PROMPT: With the images removed, write out every line below exactly.

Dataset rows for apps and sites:

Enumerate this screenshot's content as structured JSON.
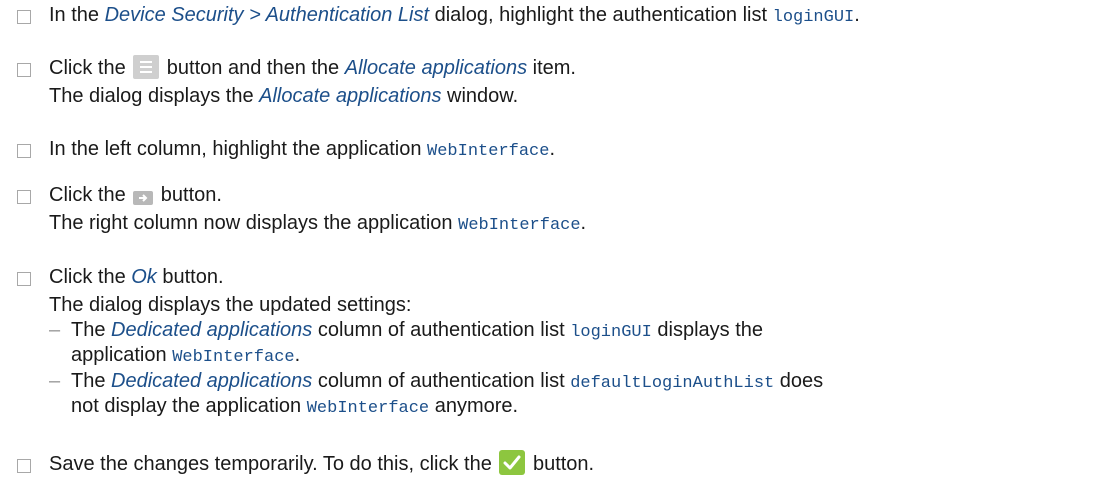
{
  "steps": [
    {
      "parts": {
        "t1": "In the ",
        "ui1": "Device Security > Authentication List",
        "t2": " dialog, highlight the authentication list ",
        "code1": "loginGUI",
        "t3": "."
      }
    },
    {
      "line1": {
        "t1": "Click the ",
        "icon": "menu-icon",
        "t2": " button and then the ",
        "ui1": "Allocate applications",
        "t3": " item."
      },
      "line2": {
        "t1": "The dialog displays the ",
        "ui1": "Allocate applications",
        "t2": " window."
      }
    },
    {
      "parts": {
        "t1": "In the left column, highlight the application ",
        "code1": "WebInterface",
        "t2": "."
      }
    },
    {
      "line1": {
        "t1": "Click the ",
        "icon": "arrow-right-icon",
        "t2": " button."
      },
      "line2": {
        "t1": "The right column now displays the application ",
        "code1": "WebInterface",
        "t2": "."
      }
    },
    {
      "line1": {
        "t1": "Click the ",
        "ui1": "Ok",
        "t2": " button."
      },
      "line2": "The dialog displays the updated settings:",
      "bullets": [
        {
          "dash": "–",
          "t1": "The ",
          "ui1": "Dedicated applications",
          "t2": " column of authentication list ",
          "code1": "loginGUI",
          "t3": " displays the",
          "t4": "application ",
          "code2": "WebInterface",
          "t5": "."
        },
        {
          "dash": "–",
          "t1": "The ",
          "ui1": "Dedicated applications",
          "t2": " column of authentication list ",
          "code1": "defaultLoginAuthList",
          "t3": " does",
          "t4": "not display the application ",
          "code2": "WebInterface",
          "t5": " anymore."
        }
      ]
    },
    {
      "parts": {
        "t1": "Save the changes temporarily. To do this, click the ",
        "icon": "checkmark-icon",
        "t2": " button."
      }
    }
  ],
  "colors": {
    "ui_text": "#1c4f8a",
    "checkbox_border": "#a8a8a8",
    "ok_button": "#8dc63f"
  }
}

EXERCISE RESULT:
Enumerate this screenshot's content as structured JSON.
{
  "steps": [
    {
      "parts": {
        "t1": "In the ",
        "ui1": "Device Security > Authentication List",
        "t2": " dialog, highlight the authentication list ",
        "code1": "loginGUI",
        "t3": "."
      }
    },
    {
      "line1": {
        "t1": "Click the ",
        "icon": "menu-icon",
        "t2": " button and then the ",
        "ui1": "Allocate applications",
        "t3": " item."
      },
      "line2": {
        "t1": "The dialog displays the ",
        "ui1": "Allocate applications",
        "t2": " window."
      }
    },
    {
      "parts": {
        "t1": "In the left column, highlight the application ",
        "code1": "WebInterface",
        "t2": "."
      }
    },
    {
      "line1": {
        "t1": "Click the ",
        "icon": "arrow-right-icon",
        "t2": " button."
      },
      "line2": {
        "t1": "The right column now displays the application ",
        "code1": "WebInterface",
        "t2": "."
      }
    },
    {
      "line1": {
        "t1": "Click the ",
        "ui1": "Ok",
        "t2": " button."
      },
      "line2": "The dialog displays the updated settings:",
      "bullets": [
        {
          "dash": "–",
          "t1": "The ",
          "ui1": "Dedicated applications",
          "t2": " column of authentication list ",
          "code1": "loginGUI",
          "t3": " displays the",
          "t4": "application ",
          "code2": "WebInterface",
          "t5": "."
        },
        {
          "dash": "–",
          "t1": "The ",
          "ui1": "Dedicated applications",
          "t2": " column of authentication list ",
          "code1": "defaultLoginAuthList",
          "t3": " does",
          "t4": "not display the application ",
          "code2": "WebInterface",
          "t5": " anymore."
        }
      ]
    },
    {
      "parts": {
        "t1": "Save the changes temporarily. To do this, click the ",
        "icon": "checkmark-icon",
        "t2": " button."
      }
    }
  ],
  "colors": {
    "ui_text": "#1c4f8a",
    "checkbox_border": "#a8a8a8",
    "ok_button": "#8dc63f"
  }
}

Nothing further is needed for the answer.